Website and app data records
━━━━━━━━━━━━━━━━━━━━━━━━━━━━━━
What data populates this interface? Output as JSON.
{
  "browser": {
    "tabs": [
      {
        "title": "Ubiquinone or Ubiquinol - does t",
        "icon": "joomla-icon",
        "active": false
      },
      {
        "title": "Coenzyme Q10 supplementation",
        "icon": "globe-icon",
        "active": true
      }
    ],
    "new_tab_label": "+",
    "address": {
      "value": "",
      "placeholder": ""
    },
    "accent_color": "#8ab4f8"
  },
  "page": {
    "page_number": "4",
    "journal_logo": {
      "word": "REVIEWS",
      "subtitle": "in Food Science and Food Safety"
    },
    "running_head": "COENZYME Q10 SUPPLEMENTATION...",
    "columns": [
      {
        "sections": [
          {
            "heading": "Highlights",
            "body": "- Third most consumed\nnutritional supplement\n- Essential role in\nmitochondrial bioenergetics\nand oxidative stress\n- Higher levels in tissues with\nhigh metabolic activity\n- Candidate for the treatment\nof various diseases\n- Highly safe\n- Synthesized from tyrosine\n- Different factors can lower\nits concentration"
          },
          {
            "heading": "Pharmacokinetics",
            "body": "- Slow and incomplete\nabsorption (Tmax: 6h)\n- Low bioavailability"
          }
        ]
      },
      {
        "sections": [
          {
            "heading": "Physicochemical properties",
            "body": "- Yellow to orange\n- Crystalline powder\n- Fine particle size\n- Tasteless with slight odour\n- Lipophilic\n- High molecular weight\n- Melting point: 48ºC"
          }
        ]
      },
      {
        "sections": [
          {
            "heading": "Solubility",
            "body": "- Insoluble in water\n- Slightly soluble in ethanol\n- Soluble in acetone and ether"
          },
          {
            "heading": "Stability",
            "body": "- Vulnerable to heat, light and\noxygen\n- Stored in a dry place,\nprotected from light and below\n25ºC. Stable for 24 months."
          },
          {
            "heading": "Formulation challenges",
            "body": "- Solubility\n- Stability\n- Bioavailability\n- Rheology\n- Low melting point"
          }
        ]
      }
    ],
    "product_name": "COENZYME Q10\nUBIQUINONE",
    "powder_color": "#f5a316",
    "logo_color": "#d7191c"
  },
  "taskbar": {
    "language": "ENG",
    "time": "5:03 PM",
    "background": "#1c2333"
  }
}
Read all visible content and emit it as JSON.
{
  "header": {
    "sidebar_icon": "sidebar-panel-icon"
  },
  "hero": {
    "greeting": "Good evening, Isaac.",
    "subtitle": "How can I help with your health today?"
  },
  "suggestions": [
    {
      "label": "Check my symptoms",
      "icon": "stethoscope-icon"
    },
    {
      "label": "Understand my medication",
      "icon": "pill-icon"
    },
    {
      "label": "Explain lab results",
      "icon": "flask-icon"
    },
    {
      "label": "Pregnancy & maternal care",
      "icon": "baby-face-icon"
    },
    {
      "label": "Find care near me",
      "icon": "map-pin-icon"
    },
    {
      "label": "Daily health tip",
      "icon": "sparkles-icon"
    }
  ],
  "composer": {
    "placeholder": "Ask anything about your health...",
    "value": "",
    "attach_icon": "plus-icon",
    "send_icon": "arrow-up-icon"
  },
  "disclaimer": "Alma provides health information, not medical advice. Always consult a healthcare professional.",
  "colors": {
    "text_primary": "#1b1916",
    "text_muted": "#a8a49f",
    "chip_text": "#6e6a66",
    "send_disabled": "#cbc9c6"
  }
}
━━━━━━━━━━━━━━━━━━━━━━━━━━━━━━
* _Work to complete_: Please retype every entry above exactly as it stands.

* _Solution to the exercise_:
What data populates this interface? Output as JSON.
{
  "browser": {
    "tabs": [
      {
        "title": "Ubiquinone or Ubiquinol - does t",
        "icon": "joomla-icon",
        "active": false
      },
      {
        "title": "Coenzyme Q10 supplementation",
        "icon": "globe-icon",
        "active": true
      }
    ],
    "new_tab_label": "+",
    "address": {
      "value": "",
      "placeholder": ""
    },
    "accent_color": "#8ab4f8"
  },
  "page": {
    "page_number": "4",
    "journal_logo": {
      "word": "REVIEWS",
      "subtitle": "in Food Science and Food Safety"
    },
    "running_head": "COENZYME Q10 SUPPLEMENTATION...",
    "columns": [
      {
        "sections": [
          {
            "heading": "Highlights",
            "body": "- Third most consumed\nnutritional supplement\n- Essential role in\nmitochondrial bioenergetics\nand oxidative stress\n- Higher levels in tissues with\nhigh metabolic activity\n- Candidate for the treatment\nof various diseases\n- Highly safe\n- Synthesized from tyrosine\n- Different factors can lower\nits concentration"
          },
          {
            "heading": "Pharmacokinetics",
            "body": "- Slow and incomplete\nabsorption (Tmax: 6h)\n- Low bioavailability"
          }
        ]
      },
      {
        "sections": [
          {
            "heading": "Physicochemical properties",
            "body": "- Yellow to orange\n- Crystalline powder\n- Fine particle size\n- Tasteless with slight odour\n- Lipophilic\n- High molecular weight\n- Melting point: 48ºC"
          }
        ]
      },
      {
        "sections": [
          {
            "heading": "Solubility",
            "body": "- Insoluble in water\n- Slightly soluble in ethanol\n- Soluble in acetone and ether"
          },
          {
            "heading": "Stability",
            "body": "- Vulnerable to heat, light and\noxygen\n- Stored in a dry place,\nprotected from light and below\n25ºC. Stable for 24 months."
          },
          {
            "heading": "Formulation challenges",
            "body": "- Solubility\n- Stability\n- Bioavailability\n- Rheology\n- Low melting point"
          }
        ]
      }
    ],
    "product_name": "COENZYME Q10\nUBIQUINONE",
    "powder_color": "#f5a316",
    "logo_color": "#d7191c"
  },
  "taskbar": {
    "language": "ENG",
    "time": "5:03 PM",
    "background": "#1c2333"
  }
}
Read all visible content and emit it as JSON.
{
  "header": {
    "sidebar_icon": "sidebar-panel-icon"
  },
  "hero": {
    "greeting": "Good evening, Isaac.",
    "subtitle": "How can I help with your health today?"
  },
  "suggestions": [
    {
      "label": "Check my symptoms",
      "icon": "stethoscope-icon"
    },
    {
      "label": "Understand my medication",
      "icon": "pill-icon"
    },
    {
      "label": "Explain lab results",
      "icon": "flask-icon"
    },
    {
      "label": "Pregnancy & maternal care",
      "icon": "baby-face-icon"
    },
    {
      "label": "Find care near me",
      "icon": "map-pin-icon"
    },
    {
      "label": "Daily health tip",
      "icon": "sparkles-icon"
    }
  ],
  "composer": {
    "placeholder": "Ask anything about your health...",
    "value": "",
    "attach_icon": "plus-icon",
    "send_icon": "arrow-up-icon"
  },
  "disclaimer": "Alma provides health information, not medical advice. Always consult a healthcare professional.",
  "colors": {
    "text_primary": "#1b1916",
    "text_muted": "#a8a49f",
    "chip_text": "#6e6a66",
    "send_disabled": "#cbc9c6"
  }
}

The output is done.